Seven years ago, my best friend took a sabbatical from work and went to live in Australia for a year. It was among the happiest periods of his life and I envied him the chance to experience good times in Sydney.
But my abiding memory of that 12-month period is one of loss. I missed him greatly, and no number of emails compensated for the fact that we couldn't meet up on a whim, or have a good old bitching session if either of us were having a bad day.
Our friendship was forged in the two years after school when we lived together while studying at the same university and it's remained strong ever since. In fact, it's one of the few constants in the last 20 or so years of my life.

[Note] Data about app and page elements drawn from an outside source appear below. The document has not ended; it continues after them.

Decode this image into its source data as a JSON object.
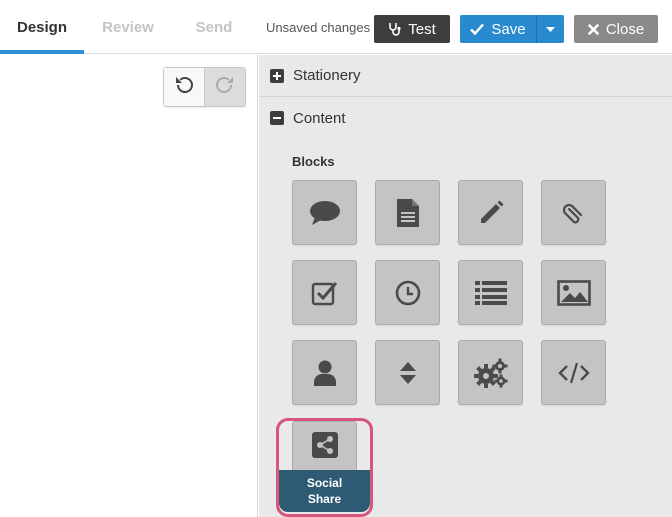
{
  "tabs": [
    {
      "label": "Design",
      "active": true
    },
    {
      "label": "Review",
      "active": false
    },
    {
      "label": "Send",
      "active": false
    }
  ],
  "status": {
    "unsaved_text": "Unsaved changes"
  },
  "toolbar": {
    "test_label": "Test",
    "save_label": "Save",
    "close_label": "Close"
  },
  "history": {
    "undo_icon": "undo-icon",
    "redo_icon": "redo-icon"
  },
  "panel": {
    "sections": [
      {
        "label": "Stationery",
        "state": "collapsed"
      },
      {
        "label": "Content",
        "state": "expanded"
      }
    ],
    "blocks_title": "Blocks",
    "blocks": [
      {
        "icon": "speech-bubble-icon"
      },
      {
        "icon": "document-icon"
      },
      {
        "icon": "pencil-icon"
      },
      {
        "icon": "paperclip-icon"
      },
      {
        "icon": "checkbox-icon"
      },
      {
        "icon": "clock-icon"
      },
      {
        "icon": "list-icon"
      },
      {
        "icon": "image-icon"
      },
      {
        "icon": "person-icon"
      },
      {
        "icon": "spacer-icon"
      },
      {
        "icon": "gears-icon"
      },
      {
        "icon": "code-icon"
      }
    ],
    "social_share": {
      "label_line1": "Social",
      "label_line2": "Share",
      "icon": "share-icon"
    }
  },
  "colors": {
    "accent": "#2a8ad0",
    "highlight": "#d6557a",
    "tooltip": "#2f5a73",
    "block_bg": "#c4c4c4",
    "icon": "#4a4a4a"
  }
}
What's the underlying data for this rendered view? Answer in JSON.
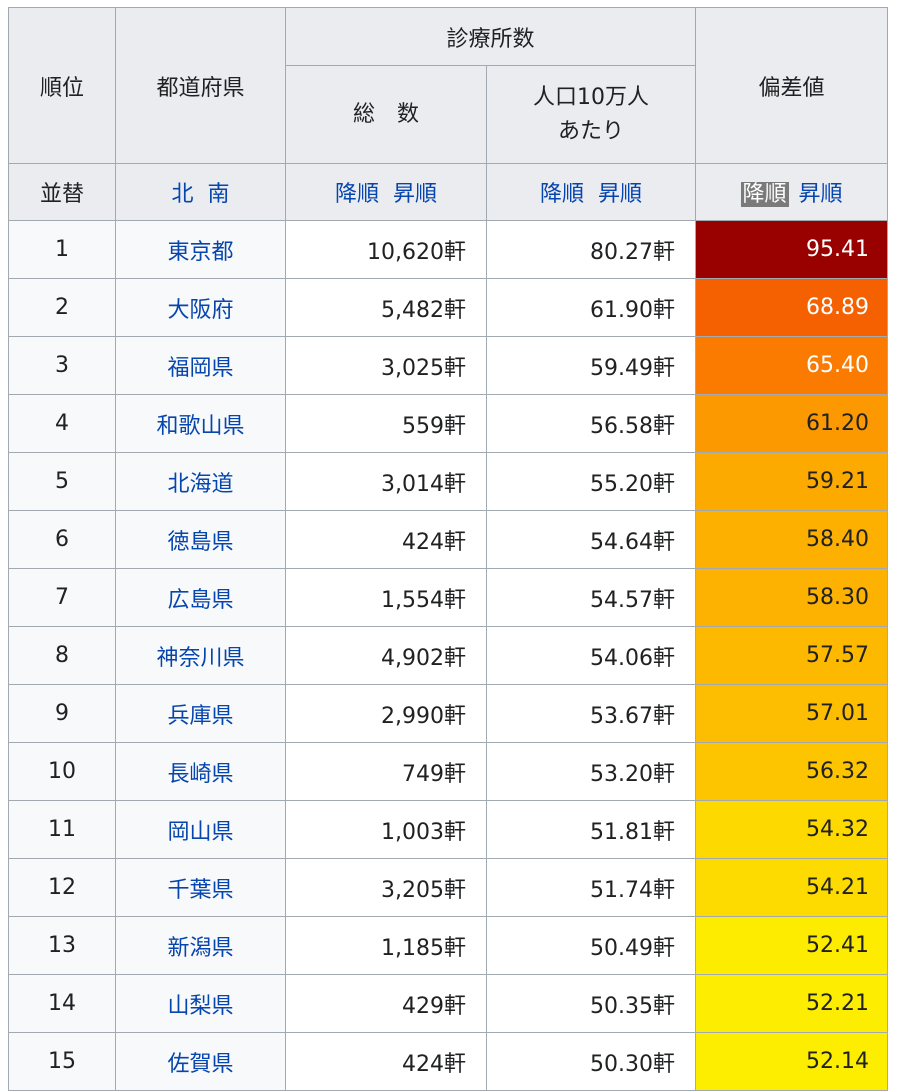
{
  "header": {
    "rank": "順位",
    "prefecture": "都道府県",
    "clinics": "診療所数",
    "total": "総　数",
    "per_100k_line1": "人口10万人",
    "per_100k_line2": "あたり",
    "deviation": "偏差値"
  },
  "sort_row": {
    "reorder": "並替",
    "north": "北",
    "south": "南",
    "desc": "降順",
    "asc": "昇順",
    "desc2": "降順",
    "asc2": "昇順",
    "desc3": "降順",
    "asc3": "昇順"
  },
  "rows": [
    {
      "rank": "1",
      "pref": "東京都",
      "total": "10,620軒",
      "per": "80.27軒",
      "dev": "95.41",
      "bg": "#990000",
      "fg": "#ffffff"
    },
    {
      "rank": "2",
      "pref": "大阪府",
      "total": "5,482軒",
      "per": "61.90軒",
      "dev": "68.89",
      "bg": "#f56000",
      "fg": "#ffffff"
    },
    {
      "rank": "3",
      "pref": "福岡県",
      "total": "3,025軒",
      "per": "59.49軒",
      "dev": "65.40",
      "bg": "#fb7a00",
      "fg": "#ffffff"
    },
    {
      "rank": "4",
      "pref": "和歌山県",
      "total": "559軒",
      "per": "56.58軒",
      "dev": "61.20",
      "bg": "#fd9900",
      "fg": "#202122"
    },
    {
      "rank": "5",
      "pref": "北海道",
      "total": "3,014軒",
      "per": "55.20軒",
      "dev": "59.21",
      "bg": "#fdaa00",
      "fg": "#202122"
    },
    {
      "rank": "6",
      "pref": "徳島県",
      "total": "424軒",
      "per": "54.64軒",
      "dev": "58.40",
      "bg": "#fdb000",
      "fg": "#202122"
    },
    {
      "rank": "7",
      "pref": "広島県",
      "total": "1,554軒",
      "per": "54.57軒",
      "dev": "58.30",
      "bg": "#fdb100",
      "fg": "#202122"
    },
    {
      "rank": "8",
      "pref": "神奈川県",
      "total": "4,902軒",
      "per": "54.06軒",
      "dev": "57.57",
      "bg": "#fdb800",
      "fg": "#202122"
    },
    {
      "rank": "9",
      "pref": "兵庫県",
      "total": "2,990軒",
      "per": "53.67軒",
      "dev": "57.01",
      "bg": "#fdbd00",
      "fg": "#202122"
    },
    {
      "rank": "10",
      "pref": "長崎県",
      "total": "749軒",
      "per": "53.20軒",
      "dev": "56.32",
      "bg": "#fdc400",
      "fg": "#202122"
    },
    {
      "rank": "11",
      "pref": "岡山県",
      "total": "1,003軒",
      "per": "51.81軒",
      "dev": "54.32",
      "bg": "#fdd900",
      "fg": "#202122"
    },
    {
      "rank": "12",
      "pref": "千葉県",
      "total": "3,205軒",
      "per": "51.74軒",
      "dev": "54.21",
      "bg": "#fdda00",
      "fg": "#202122"
    },
    {
      "rank": "13",
      "pref": "新潟県",
      "total": "1,185軒",
      "per": "50.49軒",
      "dev": "52.41",
      "bg": "#fdeb00",
      "fg": "#202122"
    },
    {
      "rank": "14",
      "pref": "山梨県",
      "total": "429軒",
      "per": "50.35軒",
      "dev": "52.21",
      "bg": "#fded00",
      "fg": "#202122"
    },
    {
      "rank": "15",
      "pref": "佐賀県",
      "total": "424軒",
      "per": "50.30軒",
      "dev": "52.14",
      "bg": "#fdee00",
      "fg": "#202122"
    }
  ]
}
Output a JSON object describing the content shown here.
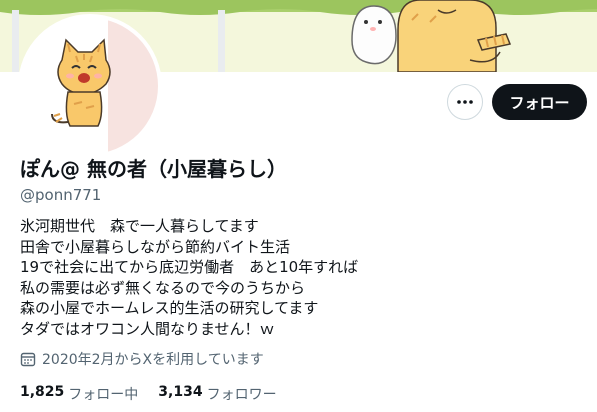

And it's got me thinking about the nature of the friendships men have now that a new study has recommended that we should socialise with at least four other male friends twice a week in order to maintain optimum mental health.
It would seem that very regular contact with male friends would keep us from internalising problems and I can certainly see a lot of truth to it.
But how many married men with a young family and a full-time job can possibly arrange twice-weekly sessions with a group of similarly busy friends?
Not me, certainly. I don't even get to meet up with my best mate nearly as much as I used to.
And with other friends, I have struggled to see them as often as I would like too – and that channel for venting concerns has been blocked. Like many men, I've bottled up worries and prejudices that would have been far better being lanced with a friend over a pint, or as is more often the case with me now, a strong mug of coffee.
That old adage about a trouble shared being a trouble halved is no idle saying – and conversations with male friends over the years have helped give me clarity on work issues, financial concerns and so forth.
When a loved one was going through the horrors of chemotherapy a few years ago, I was glad of one particular friend whose first words to me whenever we met were always "How are you doing?" – four little words that acknowledged that I was suffering too.
That friend is especially empathetic, but even those who are not so attuned to their feelings can work wonders too. Another, by dint of our rantings about football, music and the dire state of Irish politics, always lifts my mood.
The psychologist Allison Keating tells me "men are socialised to be more competitive than co-operative and are not as good at showing vulnerability to each other as women are" but insists that men need each other to share confidences just as much.
"Men can find themselves under enormous pressure. They can help each other," she says.